Task instructions » Check every line below for the word "V观财报" and copy the ones that have it.

Information given »
--------------------

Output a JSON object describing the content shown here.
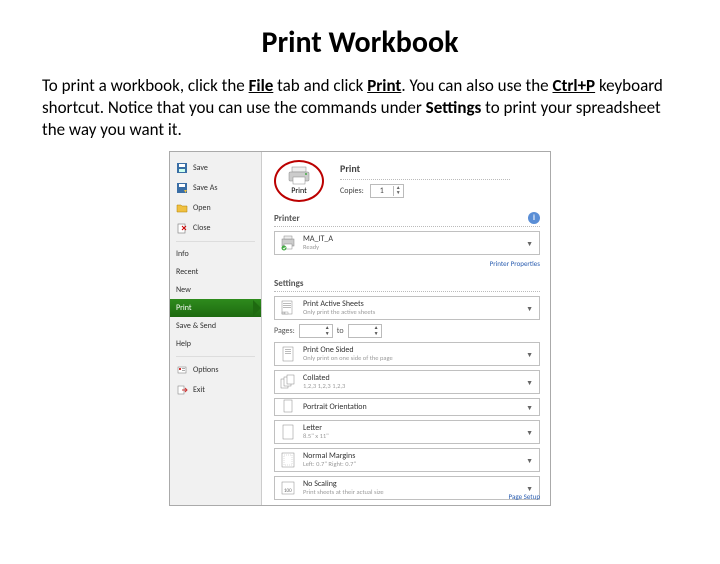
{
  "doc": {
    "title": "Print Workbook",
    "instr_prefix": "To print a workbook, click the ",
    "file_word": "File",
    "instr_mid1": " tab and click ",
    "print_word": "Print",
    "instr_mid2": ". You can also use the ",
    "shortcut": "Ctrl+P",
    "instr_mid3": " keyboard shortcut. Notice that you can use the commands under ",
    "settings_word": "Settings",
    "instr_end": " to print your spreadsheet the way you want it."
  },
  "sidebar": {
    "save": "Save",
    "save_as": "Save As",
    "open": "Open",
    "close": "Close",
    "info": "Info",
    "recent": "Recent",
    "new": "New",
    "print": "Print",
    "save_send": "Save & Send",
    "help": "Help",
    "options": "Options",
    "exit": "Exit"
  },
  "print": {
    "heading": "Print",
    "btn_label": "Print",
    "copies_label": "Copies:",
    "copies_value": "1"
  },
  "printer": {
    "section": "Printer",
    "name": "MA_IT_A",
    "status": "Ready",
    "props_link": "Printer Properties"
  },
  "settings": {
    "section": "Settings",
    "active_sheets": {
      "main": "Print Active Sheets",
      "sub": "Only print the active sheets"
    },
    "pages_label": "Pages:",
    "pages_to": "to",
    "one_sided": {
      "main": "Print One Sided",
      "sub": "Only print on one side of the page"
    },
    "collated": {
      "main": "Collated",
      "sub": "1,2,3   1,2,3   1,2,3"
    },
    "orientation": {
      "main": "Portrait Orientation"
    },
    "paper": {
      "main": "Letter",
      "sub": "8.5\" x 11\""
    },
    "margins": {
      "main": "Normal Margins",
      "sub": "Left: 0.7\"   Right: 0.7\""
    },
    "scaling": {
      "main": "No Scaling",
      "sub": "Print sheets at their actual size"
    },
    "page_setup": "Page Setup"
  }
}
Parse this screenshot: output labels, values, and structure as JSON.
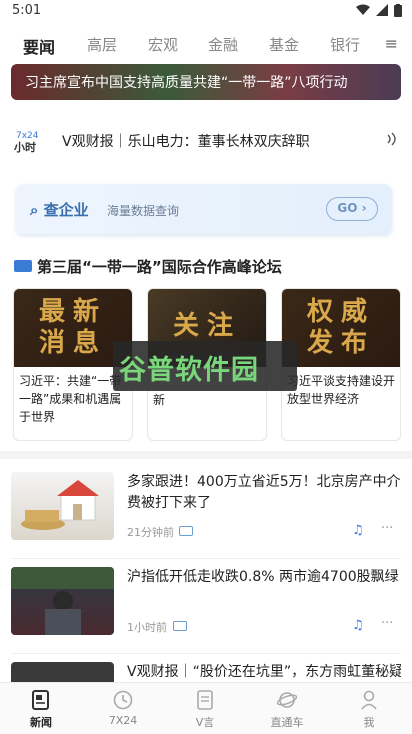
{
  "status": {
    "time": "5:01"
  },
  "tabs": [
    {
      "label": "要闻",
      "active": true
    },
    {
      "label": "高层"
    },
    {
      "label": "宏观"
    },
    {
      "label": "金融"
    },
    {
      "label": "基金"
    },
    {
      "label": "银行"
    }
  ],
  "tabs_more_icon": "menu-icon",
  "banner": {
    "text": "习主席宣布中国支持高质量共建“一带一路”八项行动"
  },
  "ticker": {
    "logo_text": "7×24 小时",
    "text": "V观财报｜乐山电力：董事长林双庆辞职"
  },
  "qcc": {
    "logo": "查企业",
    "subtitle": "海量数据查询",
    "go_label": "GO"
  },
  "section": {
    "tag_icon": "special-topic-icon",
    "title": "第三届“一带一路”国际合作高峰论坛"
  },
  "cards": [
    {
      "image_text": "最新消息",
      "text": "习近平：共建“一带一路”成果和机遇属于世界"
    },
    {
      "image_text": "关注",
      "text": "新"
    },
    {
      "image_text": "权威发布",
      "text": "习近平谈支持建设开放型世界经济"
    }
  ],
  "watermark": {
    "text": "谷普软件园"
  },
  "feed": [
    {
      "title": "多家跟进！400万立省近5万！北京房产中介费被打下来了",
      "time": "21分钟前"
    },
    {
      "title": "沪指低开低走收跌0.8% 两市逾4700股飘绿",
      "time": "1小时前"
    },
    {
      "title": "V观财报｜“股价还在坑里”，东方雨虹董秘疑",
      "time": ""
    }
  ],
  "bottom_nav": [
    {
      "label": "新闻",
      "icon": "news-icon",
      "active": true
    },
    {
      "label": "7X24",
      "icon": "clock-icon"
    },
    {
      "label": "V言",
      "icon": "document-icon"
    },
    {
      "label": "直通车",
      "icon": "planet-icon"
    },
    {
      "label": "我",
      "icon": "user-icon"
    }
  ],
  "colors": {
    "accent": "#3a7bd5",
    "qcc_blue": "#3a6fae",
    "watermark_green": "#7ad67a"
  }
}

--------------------

Exercise solution »
    "text": "V观财报｜乐山电力：董事长林双庆辞职"
      "title": "V观财报｜“股价还在坑里”，东方雨虹董秘疑",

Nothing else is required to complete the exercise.